Healthcare reform is helping to shape a more informed individual in every role they play as healthcare consumers: employees, insurance policyholders, and patients. People are becoming more engaged in all aspects of their heath care—from choosing the most appropriate health plan and managing healthcare dollars to working with their doctors to make medical care decision. They are also learning to navigate the system with help from healthcare decision support tools, as we explored in part 1 of this article series. When it comes to pursuing treatment options for medical conditions, they just might turn to evidence-based medicine to direct their decisions.
Evidence-based medicine (EBM), also called evidence-informed or evidence-based healthcare, combines clinical expertise with research-based information upon which to make medical treatment decisions. This trend in healthcare decision support has been gaining momentum thanks to the Patient Protection and Affordable Care Act, which mandates a national comparative outcomes research project agenda as an effort to advance the quality of healthcare—while ultimately helping to reduce costs and improve outcomes.
To this end, the non-governmental Patient-Centered Outcomes Research Institute (PCORI) was created as part of the PPACA to fund research aimed at helping patients make informed decisions. Funded in part by the Patient-Centered Outcomes Research Trust Fund fee paid by issuers of specified health insurance policies and plan sponsors of applicable self-insured health plans, the PCORI has approved 197 awards totaling more than $273.5 million to date. Examples of research by priority area:
- Improving Healthcare Systems: Patient Navigator to Reduce Readmissions (PARTNER), University of Chicago
- Assessment of Prevention, Diagnosis and Treatment Options: Ovarian Cancer Patient-Centered Decision Aid, University of California Irvine
- Addressing Disparities: Rural Options at Discharge Model of Active Panning (ROADMAP), University of Montana
- Accelerating PCOR and Methodological Research: Facilitating Patient Reported Outcome Measurement for Key Conditions, Dartmouth College
- Communication and Dissemination Research: Shared Medical Decision Making in Pediatric Diabetes, Nemours Children’s Clinic
Amassing research pertaining to the clinical effectiveness and appropriateness of various treatments, healthcare delivery models, and other factors is expected to benefit the entire healthcare community, providing a growing bank of information to be used in myriad ways.
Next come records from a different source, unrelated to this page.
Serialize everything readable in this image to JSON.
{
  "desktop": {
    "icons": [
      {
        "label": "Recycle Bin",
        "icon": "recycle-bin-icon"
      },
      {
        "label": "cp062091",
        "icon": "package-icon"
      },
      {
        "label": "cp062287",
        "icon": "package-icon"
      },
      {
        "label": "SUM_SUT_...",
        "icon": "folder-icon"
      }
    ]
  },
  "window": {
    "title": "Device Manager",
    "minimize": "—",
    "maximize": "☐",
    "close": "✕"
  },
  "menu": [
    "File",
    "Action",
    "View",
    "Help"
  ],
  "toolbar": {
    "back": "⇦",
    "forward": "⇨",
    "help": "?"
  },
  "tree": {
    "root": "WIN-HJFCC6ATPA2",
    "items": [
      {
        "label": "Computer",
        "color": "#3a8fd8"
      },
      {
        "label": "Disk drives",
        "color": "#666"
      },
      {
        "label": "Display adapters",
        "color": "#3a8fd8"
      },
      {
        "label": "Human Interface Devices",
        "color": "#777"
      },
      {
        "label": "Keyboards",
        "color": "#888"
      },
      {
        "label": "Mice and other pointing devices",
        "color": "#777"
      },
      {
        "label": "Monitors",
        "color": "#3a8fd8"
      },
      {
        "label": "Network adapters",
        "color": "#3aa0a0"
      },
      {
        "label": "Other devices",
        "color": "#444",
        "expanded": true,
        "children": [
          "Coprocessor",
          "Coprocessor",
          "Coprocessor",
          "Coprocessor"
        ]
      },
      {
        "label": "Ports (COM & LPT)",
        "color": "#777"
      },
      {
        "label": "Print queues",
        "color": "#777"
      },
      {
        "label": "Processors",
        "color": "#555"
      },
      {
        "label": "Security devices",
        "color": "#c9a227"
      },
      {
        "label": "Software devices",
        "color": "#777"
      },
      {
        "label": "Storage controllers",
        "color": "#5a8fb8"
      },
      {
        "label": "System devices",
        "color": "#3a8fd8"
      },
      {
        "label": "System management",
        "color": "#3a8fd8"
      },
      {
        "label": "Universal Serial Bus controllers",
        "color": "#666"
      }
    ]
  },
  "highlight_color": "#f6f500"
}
Critics of the ACA’s pursuit of a healthcare system that relies on evidence-based medicine fear that it promotes the standardization of treatment and reduces the “personalization” of care that exists between doctor and patient (see this Forbes article for commentary). However, it can be argued that clinicians and patients can make better decisions when they have access to unbiased, relevant research insights.
This may lead to reduced waste in the form of unnecessary procedures and testing, or from choosing costly treatments that have equally effective, yet less costly, alternatives. If doctors lack evidence they need to consider alternatives, they might fall back to doing what’s customary. Evidence-based medicine, therefore, can be used to redefine “usual and customary” or “reasonable and necessary” standards, ultimately impacting treatment and cost trends.
Convincing physicians to start employing evidence-based medicine in their patient care process is one of the challenges facing proponents of the practice. In her article Using Comparative-Effectiveness Research to Improve Care in Hosptials & Health Networks digital magazine, Vivian Ho, PhD, chair of health economics at Rice University’s Institute for Public Policy and professor at Baylor College of Medicine in Houston, suggests that “the most important task for the health care industry is to educate medical practitioners at every stage of their careers about new findings…to ensure that this information influences physicians’ recommendations and directly benefits patients.”
Check out Part 1 of the Healthcare Decision Support series: Tools to Use if you missed it. And stay tuned for the final article in this series, which delves into the trend of shared decision-making.